= Problem statement =
Extract the full listing verbatim and drop any pictures from your copy.

= Dataset entries =
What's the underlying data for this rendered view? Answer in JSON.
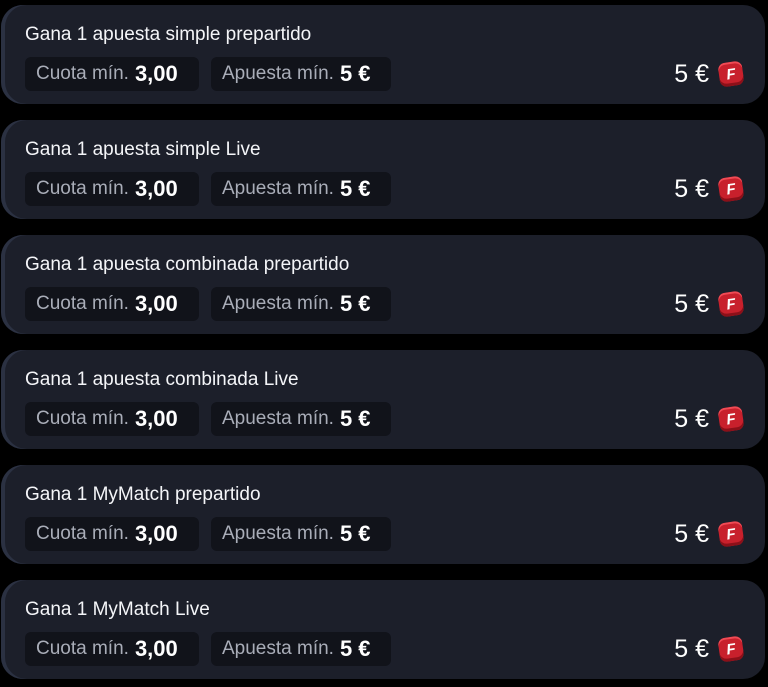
{
  "offers": [
    {
      "title": "Gana 1 apuesta simple prepartido",
      "min_odds_label": "Cuota mín.",
      "min_odds_value": "3,00",
      "min_stake_label": "Apuesta mín.",
      "min_stake_value": "5 €",
      "reward": "5 €",
      "reward_icon": "freebet-token-icon"
    },
    {
      "title": "Gana 1 apuesta simple Live",
      "min_odds_label": "Cuota mín.",
      "min_odds_value": "3,00",
      "min_stake_label": "Apuesta mín.",
      "min_stake_value": "5 €",
      "reward": "5 €",
      "reward_icon": "freebet-token-icon"
    },
    {
      "title": "Gana 1 apuesta combinada prepartido",
      "min_odds_label": "Cuota mín.",
      "min_odds_value": "3,00",
      "min_stake_label": "Apuesta mín.",
      "min_stake_value": "5 €",
      "reward": "5 €",
      "reward_icon": "freebet-token-icon"
    },
    {
      "title": "Gana 1 apuesta combinada Live",
      "min_odds_label": "Cuota mín.",
      "min_odds_value": "3,00",
      "min_stake_label": "Apuesta mín.",
      "min_stake_value": "5 €",
      "reward": "5 €",
      "reward_icon": "freebet-token-icon"
    },
    {
      "title": "Gana 1 MyMatch prepartido",
      "min_odds_label": "Cuota mín.",
      "min_odds_value": "3,00",
      "min_stake_label": "Apuesta mín.",
      "min_stake_value": "5 €",
      "reward": "5 €",
      "reward_icon": "freebet-token-icon"
    },
    {
      "title": "Gana 1 MyMatch Live",
      "min_odds_label": "Cuota mín.",
      "min_odds_value": "3,00",
      "min_stake_label": "Apuesta mín.",
      "min_stake_value": "5 €",
      "reward": "5 €",
      "reward_icon": "freebet-token-icon"
    }
  ],
  "token_letter": "F",
  "colors": {
    "background": "#000000",
    "card": "#1c1f2a",
    "chip": "#11131a",
    "token": "#c8202c"
  }
}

= Exercise result =
What's the underlying data for this rendered view? Answer in JSON.
{
  "offers": [
    {
      "title": "Gana 1 apuesta simple prepartido",
      "min_odds_label": "Cuota mín.",
      "min_odds_value": "3,00",
      "min_stake_label": "Apuesta mín.",
      "min_stake_value": "5 €",
      "reward": "5 €",
      "reward_icon": "freebet-token-icon"
    },
    {
      "title": "Gana 1 apuesta simple Live",
      "min_odds_label": "Cuota mín.",
      "min_odds_value": "3,00",
      "min_stake_label": "Apuesta mín.",
      "min_stake_value": "5 €",
      "reward": "5 €",
      "reward_icon": "freebet-token-icon"
    },
    {
      "title": "Gana 1 apuesta combinada prepartido",
      "min_odds_label": "Cuota mín.",
      "min_odds_value": "3,00",
      "min_stake_label": "Apuesta mín.",
      "min_stake_value": "5 €",
      "reward": "5 €",
      "reward_icon": "freebet-token-icon"
    },
    {
      "title": "Gana 1 apuesta combinada Live",
      "min_odds_label": "Cuota mín.",
      "min_odds_value": "3,00",
      "min_stake_label": "Apuesta mín.",
      "min_stake_value": "5 €",
      "reward": "5 €",
      "reward_icon": "freebet-token-icon"
    },
    {
      "title": "Gana 1 MyMatch prepartido",
      "min_odds_label": "Cuota mín.",
      "min_odds_value": "3,00",
      "min_stake_label": "Apuesta mín.",
      "min_stake_value": "5 €",
      "reward": "5 €",
      "reward_icon": "freebet-token-icon"
    },
    {
      "title": "Gana 1 MyMatch Live",
      "min_odds_label": "Cuota mín.",
      "min_odds_value": "3,00",
      "min_stake_label": "Apuesta mín.",
      "min_stake_value": "5 €",
      "reward": "5 €",
      "reward_icon": "freebet-token-icon"
    }
  ],
  "token_letter": "F",
  "colors": {
    "background": "#000000",
    "card": "#1c1f2a",
    "chip": "#11131a",
    "token": "#c8202c"
  }
}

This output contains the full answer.